** Data excerpts follows **
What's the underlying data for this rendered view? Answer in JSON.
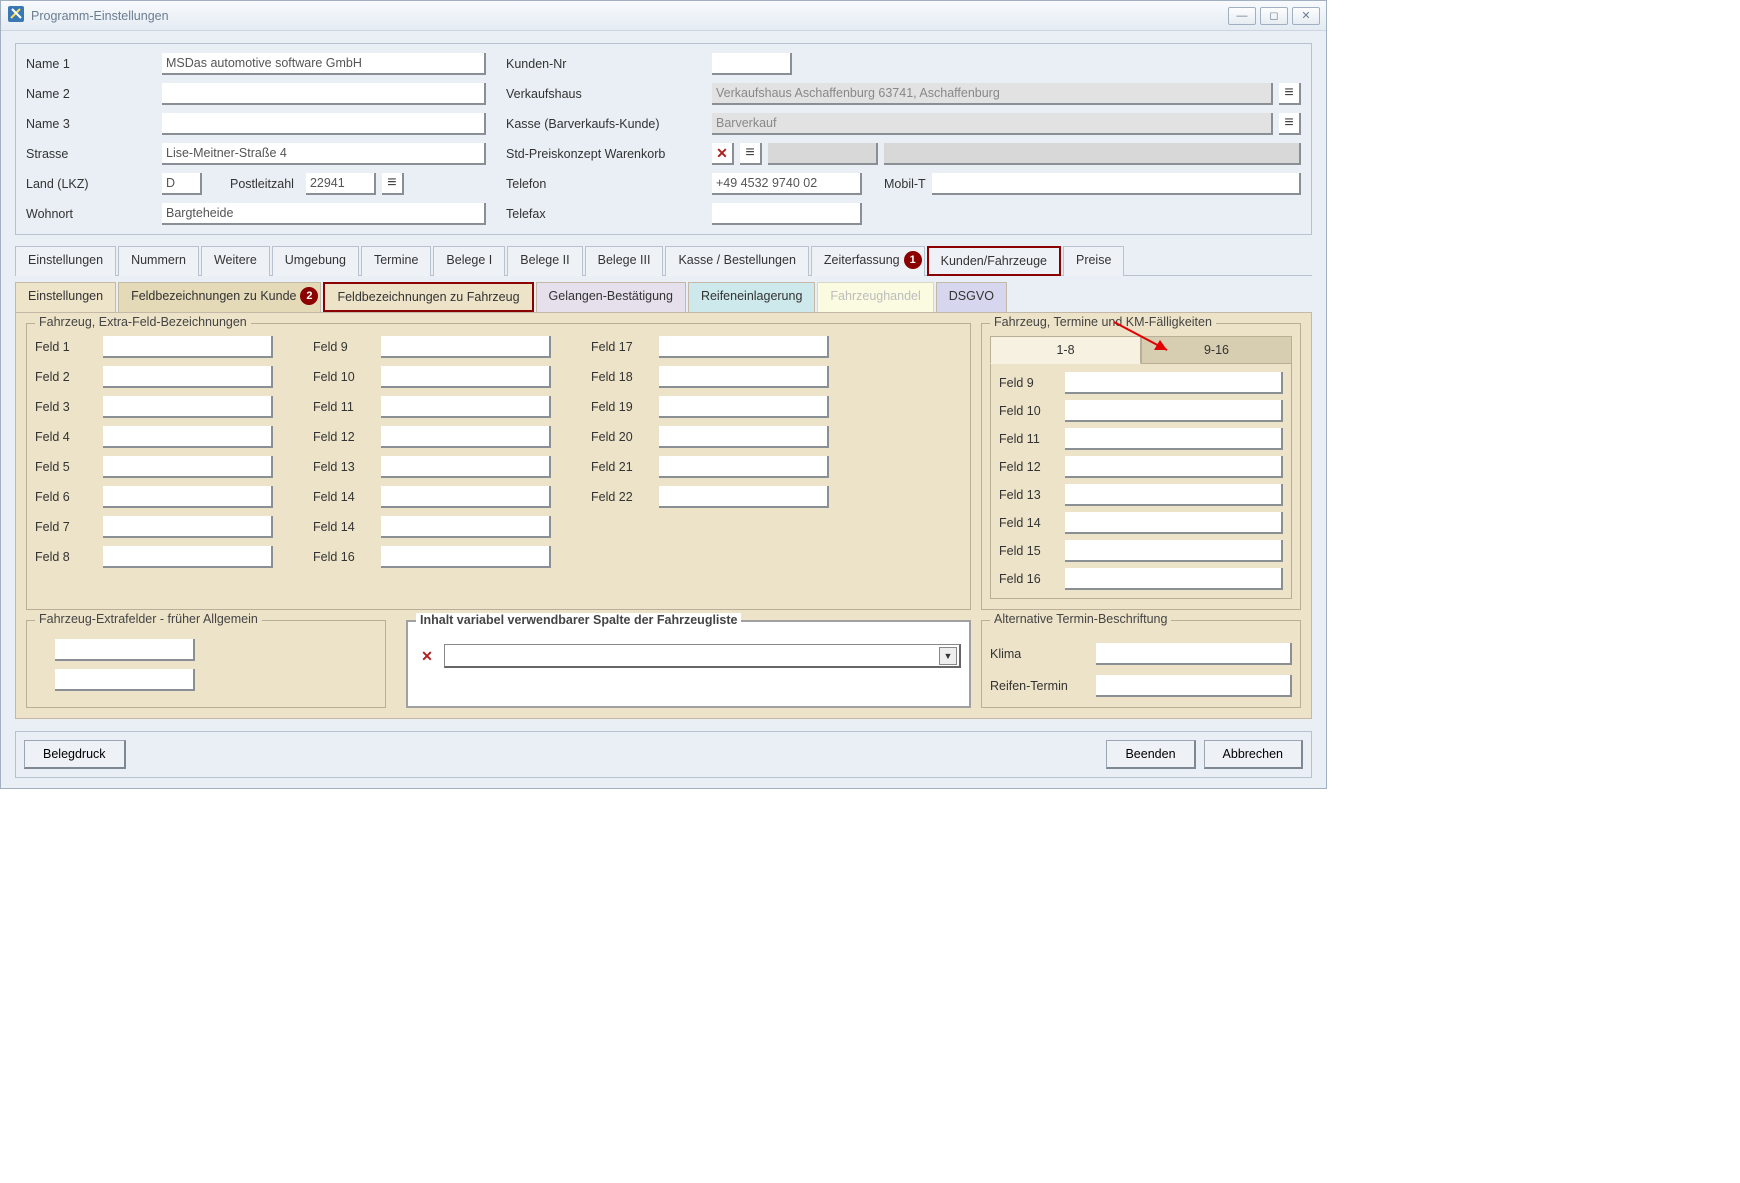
{
  "window": {
    "title": "Programm-Einstellungen"
  },
  "header": {
    "labels": {
      "name1": "Name 1",
      "name2": "Name 2",
      "name3": "Name 3",
      "strasse": "Strasse",
      "land": "Land (LKZ)",
      "plz": "Postleitzahl",
      "wohnort": "Wohnort",
      "kundennr": "Kunden-Nr",
      "verkaufshaus": "Verkaufshaus",
      "kasse": "Kasse (Barverkaufs-Kunde)",
      "preiskonzept": "Std-Preiskonzept Warenkorb",
      "telefon": "Telefon",
      "mobil": "Mobil-T",
      "telefax": "Telefax"
    },
    "values": {
      "name1": "MSDas automotive software GmbH",
      "name2": "",
      "name3": "",
      "strasse": "Lise-Meitner-Straße 4",
      "land": "D",
      "plz": "22941",
      "wohnort": "Bargteheide",
      "kundennr": "",
      "verkaufshaus": "Verkaufshaus Aschaffenburg 63741, Aschaffenburg",
      "kasse": "Barverkauf",
      "preiskonzept1": "",
      "preiskonzept2": "",
      "telefon": "+49 4532 9740 02",
      "mobil": "",
      "telefax": ""
    }
  },
  "tabs_main": [
    "Einstellungen",
    "Nummern",
    "Weitere",
    "Umgebung",
    "Termine",
    "Belege I",
    "Belege II",
    "Belege III",
    "Kasse / Bestellungen",
    "Zeiterfassung",
    "Kunden/Fahrzeuge",
    "Preise"
  ],
  "tabs_sub": {
    "einst": "Einstellungen",
    "fbk": "Feldbezeichnungen zu Kunde",
    "fbf": "Feldbezeichnungen zu Fahrzeug",
    "gel": "Gelangen-Bestätigung",
    "reifen": "Reifeneinlagerung",
    "fhz": "Fahrzeughandel",
    "dsgvo": "DSGVO"
  },
  "extra": {
    "legend": "Fahrzeug, Extra-Feld-Bezeichnungen",
    "col1": [
      "Feld 1",
      "Feld 2",
      "Feld 3",
      "Feld 4",
      "Feld 5",
      "Feld 6",
      "Feld 7",
      "Feld 8"
    ],
    "col2": [
      "Feld 9",
      "Feld 10",
      "Feld 11",
      "Feld 12",
      "Feld 13",
      "Feld 14",
      "Feld 14",
      "Feld 16"
    ],
    "col3": [
      "Feld 17",
      "Feld 18",
      "Feld 19",
      "Feld 20",
      "Feld 21",
      "Feld 22"
    ]
  },
  "termine": {
    "legend": "Fahrzeug, Termine und KM-Fälligkeiten",
    "tabs": {
      "a": "1-8",
      "b": "9-16"
    },
    "rows": [
      "Feld 9",
      "Feld 10",
      "Feld 11",
      "Feld 12",
      "Feld 13",
      "Feld 14",
      "Feld 15",
      "Feld 16"
    ]
  },
  "extrafelder": {
    "legend": "Fahrzeug-Extrafelder - früher Allgemein"
  },
  "varspalte": {
    "legend": "Inhalt variabel verwendbarer Spalte der Fahrzeugliste"
  },
  "alttermin": {
    "legend": "Alternative Termin-Beschriftung",
    "klima": "Klima",
    "reifen": "Reifen-Termin"
  },
  "footer": {
    "belegdruck": "Belegdruck",
    "beenden": "Beenden",
    "abbrechen": "Abbrechen"
  },
  "markers": {
    "m1": "1",
    "m2": "2"
  }
}
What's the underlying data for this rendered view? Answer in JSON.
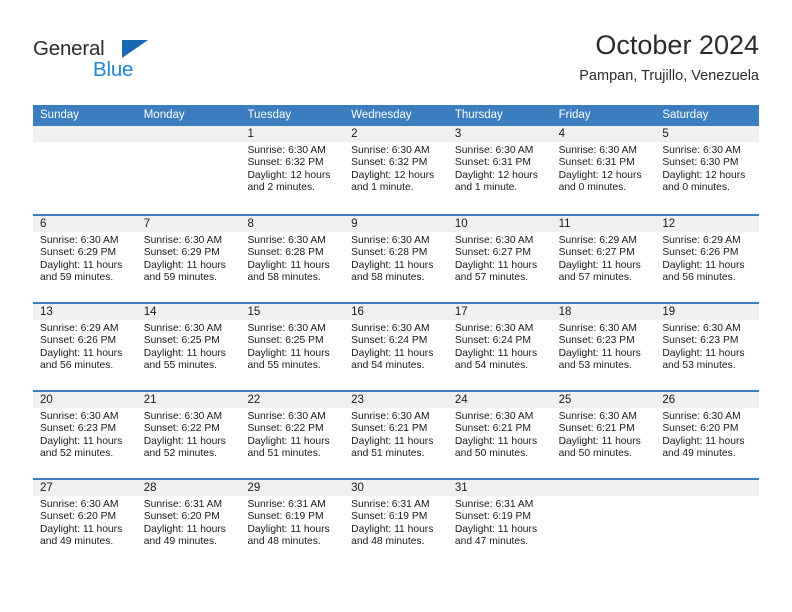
{
  "brand": {
    "line1": "General",
    "line2": "Blue",
    "triangle_icon": "triangle-icon",
    "color_dark": "#2b2b2b",
    "color_blue": "#1e87d6"
  },
  "header": {
    "title": "October 2024",
    "subtitle": "Pampan, Trujillo, Venezuela"
  },
  "colors": {
    "header_bar": "#3a7ebf",
    "daynum_strip": "#f0f0f0",
    "text": "#1a1a1a"
  },
  "weekdays": [
    "Sunday",
    "Monday",
    "Tuesday",
    "Wednesday",
    "Thursday",
    "Friday",
    "Saturday"
  ],
  "weeks": [
    [
      {
        "day": "",
        "lines": []
      },
      {
        "day": "",
        "lines": []
      },
      {
        "day": "1",
        "lines": [
          "Sunrise: 6:30 AM",
          "Sunset: 6:32 PM",
          "Daylight: 12 hours",
          "and 2 minutes."
        ]
      },
      {
        "day": "2",
        "lines": [
          "Sunrise: 6:30 AM",
          "Sunset: 6:32 PM",
          "Daylight: 12 hours",
          "and 1 minute."
        ]
      },
      {
        "day": "3",
        "lines": [
          "Sunrise: 6:30 AM",
          "Sunset: 6:31 PM",
          "Daylight: 12 hours",
          "and 1 minute."
        ]
      },
      {
        "day": "4",
        "lines": [
          "Sunrise: 6:30 AM",
          "Sunset: 6:31 PM",
          "Daylight: 12 hours",
          "and 0 minutes."
        ]
      },
      {
        "day": "5",
        "lines": [
          "Sunrise: 6:30 AM",
          "Sunset: 6:30 PM",
          "Daylight: 12 hours",
          "and 0 minutes."
        ]
      }
    ],
    [
      {
        "day": "6",
        "lines": [
          "Sunrise: 6:30 AM",
          "Sunset: 6:29 PM",
          "Daylight: 11 hours",
          "and 59 minutes."
        ]
      },
      {
        "day": "7",
        "lines": [
          "Sunrise: 6:30 AM",
          "Sunset: 6:29 PM",
          "Daylight: 11 hours",
          "and 59 minutes."
        ]
      },
      {
        "day": "8",
        "lines": [
          "Sunrise: 6:30 AM",
          "Sunset: 6:28 PM",
          "Daylight: 11 hours",
          "and 58 minutes."
        ]
      },
      {
        "day": "9",
        "lines": [
          "Sunrise: 6:30 AM",
          "Sunset: 6:28 PM",
          "Daylight: 11 hours",
          "and 58 minutes."
        ]
      },
      {
        "day": "10",
        "lines": [
          "Sunrise: 6:30 AM",
          "Sunset: 6:27 PM",
          "Daylight: 11 hours",
          "and 57 minutes."
        ]
      },
      {
        "day": "11",
        "lines": [
          "Sunrise: 6:29 AM",
          "Sunset: 6:27 PM",
          "Daylight: 11 hours",
          "and 57 minutes."
        ]
      },
      {
        "day": "12",
        "lines": [
          "Sunrise: 6:29 AM",
          "Sunset: 6:26 PM",
          "Daylight: 11 hours",
          "and 56 minutes."
        ]
      }
    ],
    [
      {
        "day": "13",
        "lines": [
          "Sunrise: 6:29 AM",
          "Sunset: 6:26 PM",
          "Daylight: 11 hours",
          "and 56 minutes."
        ]
      },
      {
        "day": "14",
        "lines": [
          "Sunrise: 6:30 AM",
          "Sunset: 6:25 PM",
          "Daylight: 11 hours",
          "and 55 minutes."
        ]
      },
      {
        "day": "15",
        "lines": [
          "Sunrise: 6:30 AM",
          "Sunset: 6:25 PM",
          "Daylight: 11 hours",
          "and 55 minutes."
        ]
      },
      {
        "day": "16",
        "lines": [
          "Sunrise: 6:30 AM",
          "Sunset: 6:24 PM",
          "Daylight: 11 hours",
          "and 54 minutes."
        ]
      },
      {
        "day": "17",
        "lines": [
          "Sunrise: 6:30 AM",
          "Sunset: 6:24 PM",
          "Daylight: 11 hours",
          "and 54 minutes."
        ]
      },
      {
        "day": "18",
        "lines": [
          "Sunrise: 6:30 AM",
          "Sunset: 6:23 PM",
          "Daylight: 11 hours",
          "and 53 minutes."
        ]
      },
      {
        "day": "19",
        "lines": [
          "Sunrise: 6:30 AM",
          "Sunset: 6:23 PM",
          "Daylight: 11 hours",
          "and 53 minutes."
        ]
      }
    ],
    [
      {
        "day": "20",
        "lines": [
          "Sunrise: 6:30 AM",
          "Sunset: 6:23 PM",
          "Daylight: 11 hours",
          "and 52 minutes."
        ]
      },
      {
        "day": "21",
        "lines": [
          "Sunrise: 6:30 AM",
          "Sunset: 6:22 PM",
          "Daylight: 11 hours",
          "and 52 minutes."
        ]
      },
      {
        "day": "22",
        "lines": [
          "Sunrise: 6:30 AM",
          "Sunset: 6:22 PM",
          "Daylight: 11 hours",
          "and 51 minutes."
        ]
      },
      {
        "day": "23",
        "lines": [
          "Sunrise: 6:30 AM",
          "Sunset: 6:21 PM",
          "Daylight: 11 hours",
          "and 51 minutes."
        ]
      },
      {
        "day": "24",
        "lines": [
          "Sunrise: 6:30 AM",
          "Sunset: 6:21 PM",
          "Daylight: 11 hours",
          "and 50 minutes."
        ]
      },
      {
        "day": "25",
        "lines": [
          "Sunrise: 6:30 AM",
          "Sunset: 6:21 PM",
          "Daylight: 11 hours",
          "and 50 minutes."
        ]
      },
      {
        "day": "26",
        "lines": [
          "Sunrise: 6:30 AM",
          "Sunset: 6:20 PM",
          "Daylight: 11 hours",
          "and 49 minutes."
        ]
      }
    ],
    [
      {
        "day": "27",
        "lines": [
          "Sunrise: 6:30 AM",
          "Sunset: 6:20 PM",
          "Daylight: 11 hours",
          "and 49 minutes."
        ]
      },
      {
        "day": "28",
        "lines": [
          "Sunrise: 6:31 AM",
          "Sunset: 6:20 PM",
          "Daylight: 11 hours",
          "and 49 minutes."
        ]
      },
      {
        "day": "29",
        "lines": [
          "Sunrise: 6:31 AM",
          "Sunset: 6:19 PM",
          "Daylight: 11 hours",
          "and 48 minutes."
        ]
      },
      {
        "day": "30",
        "lines": [
          "Sunrise: 6:31 AM",
          "Sunset: 6:19 PM",
          "Daylight: 11 hours",
          "and 48 minutes."
        ]
      },
      {
        "day": "31",
        "lines": [
          "Sunrise: 6:31 AM",
          "Sunset: 6:19 PM",
          "Daylight: 11 hours",
          "and 47 minutes."
        ]
      },
      {
        "day": "",
        "lines": []
      },
      {
        "day": "",
        "lines": []
      }
    ]
  ]
}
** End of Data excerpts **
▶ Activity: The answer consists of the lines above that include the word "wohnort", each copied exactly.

▶ Solved problem:
      "wohnort": "Wohnort",
      "wohnort": "Bargteheide",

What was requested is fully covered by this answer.